“…And somewhere in the heart of this world, stands a woman whose portrait both sides are fighting for, Adele Block Bauer. During my visits to this country, I’ve discerned that there are two Austrias, one that opposes restitution to the victims of Nazism, but also another that recognizes the injustices committed against Austria’s Jewish population and against all odds seeks to rectify it…A string of events and misdeeds point to the incontestable fact that the paintings in question reached the Belvedere and remain there for over half a century in a manner that was both dishonest and illegal…So in its own way, ladies and gentlemen, this is a moment in history, a moment in which the past is asking something of the present. Many years ago, just outside these walls, terrible things happened, people dehumanized other people, persecuted them, sent many of them to their deaths, decimating entire families. And they stole from them, properties, livelihoods, objects most precious to them. And amongst those people were the Block Bauers, a family of a very dear friend of mine.
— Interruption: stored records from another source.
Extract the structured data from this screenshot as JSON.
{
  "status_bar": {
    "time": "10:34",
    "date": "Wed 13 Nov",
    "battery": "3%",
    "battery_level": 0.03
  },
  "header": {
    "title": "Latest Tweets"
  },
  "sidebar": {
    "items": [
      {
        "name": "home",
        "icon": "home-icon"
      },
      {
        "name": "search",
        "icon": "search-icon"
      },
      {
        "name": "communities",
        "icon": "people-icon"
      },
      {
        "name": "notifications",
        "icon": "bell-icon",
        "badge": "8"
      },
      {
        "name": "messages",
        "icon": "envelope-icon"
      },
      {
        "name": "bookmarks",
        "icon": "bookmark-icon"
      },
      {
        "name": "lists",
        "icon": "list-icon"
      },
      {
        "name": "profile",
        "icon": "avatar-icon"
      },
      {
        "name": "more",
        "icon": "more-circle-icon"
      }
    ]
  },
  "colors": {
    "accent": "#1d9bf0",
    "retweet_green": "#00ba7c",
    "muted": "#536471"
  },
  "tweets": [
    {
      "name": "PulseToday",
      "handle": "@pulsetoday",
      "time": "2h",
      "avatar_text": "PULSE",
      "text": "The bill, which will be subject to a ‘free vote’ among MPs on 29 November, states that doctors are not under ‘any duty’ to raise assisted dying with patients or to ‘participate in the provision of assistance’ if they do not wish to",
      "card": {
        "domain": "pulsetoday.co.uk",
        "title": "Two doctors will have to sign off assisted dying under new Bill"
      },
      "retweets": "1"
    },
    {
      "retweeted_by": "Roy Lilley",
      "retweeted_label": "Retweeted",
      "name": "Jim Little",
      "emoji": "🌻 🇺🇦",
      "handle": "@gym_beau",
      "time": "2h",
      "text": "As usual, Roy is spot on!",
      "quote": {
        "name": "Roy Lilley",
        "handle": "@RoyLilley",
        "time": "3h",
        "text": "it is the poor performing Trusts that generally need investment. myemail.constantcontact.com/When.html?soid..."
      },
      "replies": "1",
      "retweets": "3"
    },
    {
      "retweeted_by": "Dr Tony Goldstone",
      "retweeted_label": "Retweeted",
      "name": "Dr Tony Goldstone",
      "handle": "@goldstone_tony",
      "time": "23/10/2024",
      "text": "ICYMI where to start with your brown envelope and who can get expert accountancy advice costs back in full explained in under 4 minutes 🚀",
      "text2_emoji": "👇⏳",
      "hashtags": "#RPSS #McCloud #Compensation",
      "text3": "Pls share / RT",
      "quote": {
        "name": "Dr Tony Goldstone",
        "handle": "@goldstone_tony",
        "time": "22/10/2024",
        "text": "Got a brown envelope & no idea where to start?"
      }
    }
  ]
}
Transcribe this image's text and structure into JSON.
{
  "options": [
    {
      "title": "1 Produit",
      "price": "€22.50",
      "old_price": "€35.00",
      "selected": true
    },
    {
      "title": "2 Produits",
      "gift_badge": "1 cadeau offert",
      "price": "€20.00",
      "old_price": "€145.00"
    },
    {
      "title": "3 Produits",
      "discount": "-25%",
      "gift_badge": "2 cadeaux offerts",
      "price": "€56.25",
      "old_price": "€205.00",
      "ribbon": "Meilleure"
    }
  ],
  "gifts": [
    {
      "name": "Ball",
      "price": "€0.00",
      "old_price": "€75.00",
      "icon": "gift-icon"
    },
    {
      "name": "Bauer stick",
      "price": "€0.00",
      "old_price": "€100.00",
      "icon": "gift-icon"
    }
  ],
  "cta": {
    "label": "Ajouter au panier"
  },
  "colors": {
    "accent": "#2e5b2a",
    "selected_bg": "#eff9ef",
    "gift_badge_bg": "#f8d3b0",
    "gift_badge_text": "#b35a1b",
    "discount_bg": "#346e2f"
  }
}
So now I’m asking you, as Austrians, as human beings, to recognize that wrong, not just for Maria Altmann, but for Austria.”
Gustav Klimt, Portrait of Adele Block-Bauer I. 1907, oil and gold leaf on canvas. Neue Art Gallery, New York, New York, United States.
Great painting with a great story:
This painting, which took three years to complete, was commissioned by the wealthy industrialist Ferdinand Bloch-Bauer, who made his money in the sugar industry. Ferdinand Bloch-Bauer favored the arts, especially Klimt, and commissioned him to complete another portrait of his wife Adele in 1912. Adele Bloch-Bauer was the only person to be painted twice by Klimt. This painting is perhaps most famous not for its artistic quality, but because of its scandalous history since inception. Upon her death, Adele Bloch-Bauer wished the painting to be given to the Austrian State Gallery, but it was seized by advancing German forces in World War II. In 1945, Ferdinand Bloch-Bauer designated the paintings to be the property of his nephew and nieces, including Maria Altmann. Nonetheless, the Austrian government retained ownership of the painting, and was not returned to the Altmann family until 2006 after a long court battle. The painting was then sold at auction for $135 million dollars, which at that time was the highest price paid at auction for a painting. It is now displayed the Neue Art Gallery in New York.